- ABOUT THIS TASK -
Print the listing below verbatim, passing over each picture.

- SOURCE INFORMATION -
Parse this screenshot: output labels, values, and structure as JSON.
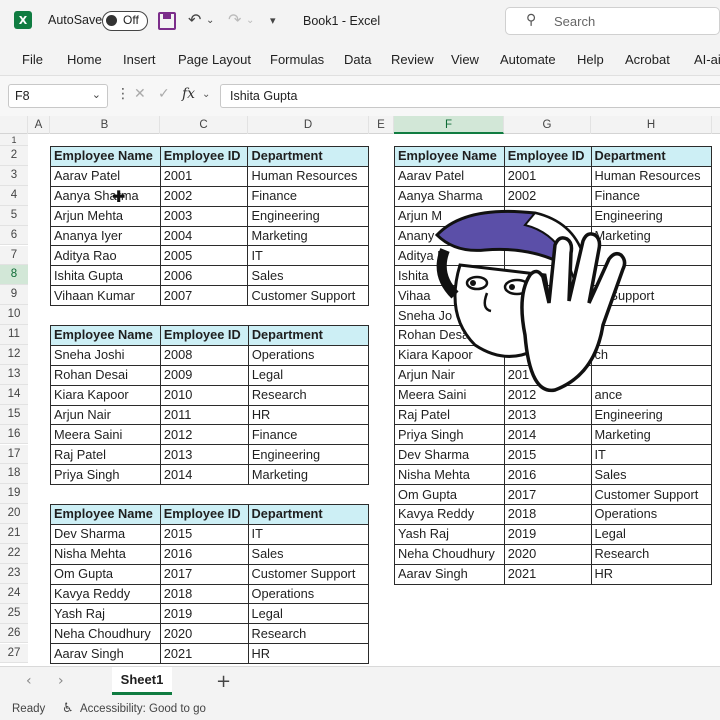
{
  "titlebar": {
    "autosave_label": "AutoSave",
    "autosave_state": "Off",
    "doc_title": "Book1  -  Excel",
    "search_placeholder": "Search"
  },
  "ribbon": {
    "tabs": [
      "File",
      "Home",
      "Insert",
      "Page Layout",
      "Formulas",
      "Data",
      "Review",
      "View",
      "Automate",
      "Help",
      "Acrobat",
      "AI-ai"
    ]
  },
  "formula_bar": {
    "name_box": "F8",
    "fx": "fx",
    "formula": "Ishita Gupta"
  },
  "columns": [
    "A",
    "B",
    "C",
    "D",
    "E",
    "F",
    "G",
    "H"
  ],
  "selected_column": "F",
  "rows": [
    "1",
    "2",
    "3",
    "4",
    "5",
    "6",
    "7",
    "8",
    "9",
    "10",
    "11",
    "12",
    "13",
    "14",
    "15",
    "16",
    "17",
    "18",
    "19",
    "20",
    "21",
    "22",
    "23",
    "24",
    "25",
    "26",
    "27"
  ],
  "selected_row": "8",
  "headers": [
    "Employee Name",
    "Employee ID",
    "Department"
  ],
  "table1": [
    [
      "Aarav Patel",
      "2001",
      "Human Resources"
    ],
    [
      "Aanya Sharma",
      "2002",
      "Finance"
    ],
    [
      "Arjun Mehta",
      "2003",
      "Engineering"
    ],
    [
      "Ananya Iyer",
      "2004",
      "Marketing"
    ],
    [
      "Aditya Rao",
      "2005",
      "IT"
    ],
    [
      "Ishita Gupta",
      "2006",
      "Sales"
    ],
    [
      "Vihaan Kumar",
      "2007",
      "Customer Support"
    ]
  ],
  "table2": [
    [
      "Sneha Joshi",
      "2008",
      "Operations"
    ],
    [
      "Rohan Desai",
      "2009",
      "Legal"
    ],
    [
      "Kiara Kapoor",
      "2010",
      "Research"
    ],
    [
      "Arjun Nair",
      "2011",
      "HR"
    ],
    [
      "Meera Saini",
      "2012",
      "Finance"
    ],
    [
      "Raj Patel",
      "2013",
      "Engineering"
    ],
    [
      "Priya Singh",
      "2014",
      "Marketing"
    ]
  ],
  "table3": [
    [
      "Dev Sharma",
      "2015",
      "IT"
    ],
    [
      "Nisha Mehta",
      "2016",
      "Sales"
    ],
    [
      "Om Gupta",
      "2017",
      "Customer Support"
    ],
    [
      "Kavya Reddy",
      "2018",
      "Operations"
    ],
    [
      "Yash Raj",
      "2019",
      "Legal"
    ],
    [
      "Neha Choudhury",
      "2020",
      "Research"
    ],
    [
      "Aarav Singh",
      "2021",
      "HR"
    ]
  ],
  "table_combined": [
    [
      "Aarav Patel",
      "2001",
      "Human Resources"
    ],
    [
      "Aanya Sharma",
      "2002",
      "Finance"
    ],
    [
      "Arjun M",
      "",
      "Engineering"
    ],
    [
      "Anany",
      "",
      "Marketing"
    ],
    [
      "Aditya R",
      "",
      ""
    ],
    [
      "Ishita",
      "",
      ""
    ],
    [
      "Vihaa",
      "",
      "er Support"
    ],
    [
      "Sneha Jo",
      "",
      "s"
    ],
    [
      "Rohan Desa",
      "",
      ""
    ],
    [
      "Kiara Kapoor",
      "",
      "ch"
    ],
    [
      "Arjun Nair",
      "201",
      ""
    ],
    [
      "Meera Saini",
      "2012",
      "ance"
    ],
    [
      "Raj Patel",
      "2013",
      "Engineering"
    ],
    [
      "Priya Singh",
      "2014",
      "Marketing"
    ],
    [
      "Dev Sharma",
      "2015",
      "IT"
    ],
    [
      "Nisha Mehta",
      "2016",
      "Sales"
    ],
    [
      "Om Gupta",
      "2017",
      "Customer Support"
    ],
    [
      "Kavya Reddy",
      "2018",
      "Operations"
    ],
    [
      "Yash Raj",
      "2019",
      "Legal"
    ],
    [
      "Neha Choudhury",
      "2020",
      "Research"
    ],
    [
      "Aarav Singh",
      "2021",
      "HR"
    ]
  ],
  "sheets": {
    "active": "Sheet1",
    "add": "+"
  },
  "status": {
    "ready": "Ready",
    "accessibility": "Accessibility: Good to go"
  },
  "colors": {
    "excel_green": "#107c41",
    "header_fill": "#cdeff5",
    "cap_purple": "#5b4fa8"
  }
}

- EXERCISE OUTPUT -
Parse this screenshot: output labels, values, and structure as JSON.
{
  "titlebar": {
    "autosave_label": "AutoSave",
    "autosave_state": "Off",
    "doc_title": "Book1  -  Excel",
    "search_placeholder": "Search"
  },
  "ribbon": {
    "tabs": [
      "File",
      "Home",
      "Insert",
      "Page Layout",
      "Formulas",
      "Data",
      "Review",
      "View",
      "Automate",
      "Help",
      "Acrobat",
      "AI-ai"
    ]
  },
  "formula_bar": {
    "name_box": "F8",
    "fx": "fx",
    "formula": "Ishita Gupta"
  },
  "columns": [
    "A",
    "B",
    "C",
    "D",
    "E",
    "F",
    "G",
    "H"
  ],
  "selected_column": "F",
  "rows": [
    "1",
    "2",
    "3",
    "4",
    "5",
    "6",
    "7",
    "8",
    "9",
    "10",
    "11",
    "12",
    "13",
    "14",
    "15",
    "16",
    "17",
    "18",
    "19",
    "20",
    "21",
    "22",
    "23",
    "24",
    "25",
    "26",
    "27"
  ],
  "selected_row": "8",
  "headers": [
    "Employee Name",
    "Employee ID",
    "Department"
  ],
  "table1": [
    [
      "Aarav Patel",
      "2001",
      "Human Resources"
    ],
    [
      "Aanya Sharma",
      "2002",
      "Finance"
    ],
    [
      "Arjun Mehta",
      "2003",
      "Engineering"
    ],
    [
      "Ananya Iyer",
      "2004",
      "Marketing"
    ],
    [
      "Aditya Rao",
      "2005",
      "IT"
    ],
    [
      "Ishita Gupta",
      "2006",
      "Sales"
    ],
    [
      "Vihaan Kumar",
      "2007",
      "Customer Support"
    ]
  ],
  "table2": [
    [
      "Sneha Joshi",
      "2008",
      "Operations"
    ],
    [
      "Rohan Desai",
      "2009",
      "Legal"
    ],
    [
      "Kiara Kapoor",
      "2010",
      "Research"
    ],
    [
      "Arjun Nair",
      "2011",
      "HR"
    ],
    [
      "Meera Saini",
      "2012",
      "Finance"
    ],
    [
      "Raj Patel",
      "2013",
      "Engineering"
    ],
    [
      "Priya Singh",
      "2014",
      "Marketing"
    ]
  ],
  "table3": [
    [
      "Dev Sharma",
      "2015",
      "IT"
    ],
    [
      "Nisha Mehta",
      "2016",
      "Sales"
    ],
    [
      "Om Gupta",
      "2017",
      "Customer Support"
    ],
    [
      "Kavya Reddy",
      "2018",
      "Operations"
    ],
    [
      "Yash Raj",
      "2019",
      "Legal"
    ],
    [
      "Neha Choudhury",
      "2020",
      "Research"
    ],
    [
      "Aarav Singh",
      "2021",
      "HR"
    ]
  ],
  "table_combined": [
    [
      "Aarav Patel",
      "2001",
      "Human Resources"
    ],
    [
      "Aanya Sharma",
      "2002",
      "Finance"
    ],
    [
      "Arjun M",
      "",
      "Engineering"
    ],
    [
      "Anany",
      "",
      "Marketing"
    ],
    [
      "Aditya R",
      "",
      ""
    ],
    [
      "Ishita",
      "",
      ""
    ],
    [
      "Vihaa",
      "",
      "er Support"
    ],
    [
      "Sneha Jo",
      "",
      "s"
    ],
    [
      "Rohan Desa",
      "",
      ""
    ],
    [
      "Kiara Kapoor",
      "",
      "ch"
    ],
    [
      "Arjun Nair",
      "201",
      ""
    ],
    [
      "Meera Saini",
      "2012",
      "ance"
    ],
    [
      "Raj Patel",
      "2013",
      "Engineering"
    ],
    [
      "Priya Singh",
      "2014",
      "Marketing"
    ],
    [
      "Dev Sharma",
      "2015",
      "IT"
    ],
    [
      "Nisha Mehta",
      "2016",
      "Sales"
    ],
    [
      "Om Gupta",
      "2017",
      "Customer Support"
    ],
    [
      "Kavya Reddy",
      "2018",
      "Operations"
    ],
    [
      "Yash Raj",
      "2019",
      "Legal"
    ],
    [
      "Neha Choudhury",
      "2020",
      "Research"
    ],
    [
      "Aarav Singh",
      "2021",
      "HR"
    ]
  ],
  "sheets": {
    "active": "Sheet1",
    "add": "+"
  },
  "status": {
    "ready": "Ready",
    "accessibility": "Accessibility: Good to go"
  },
  "colors": {
    "excel_green": "#107c41",
    "header_fill": "#cdeff5",
    "cap_purple": "#5b4fa8"
  }
}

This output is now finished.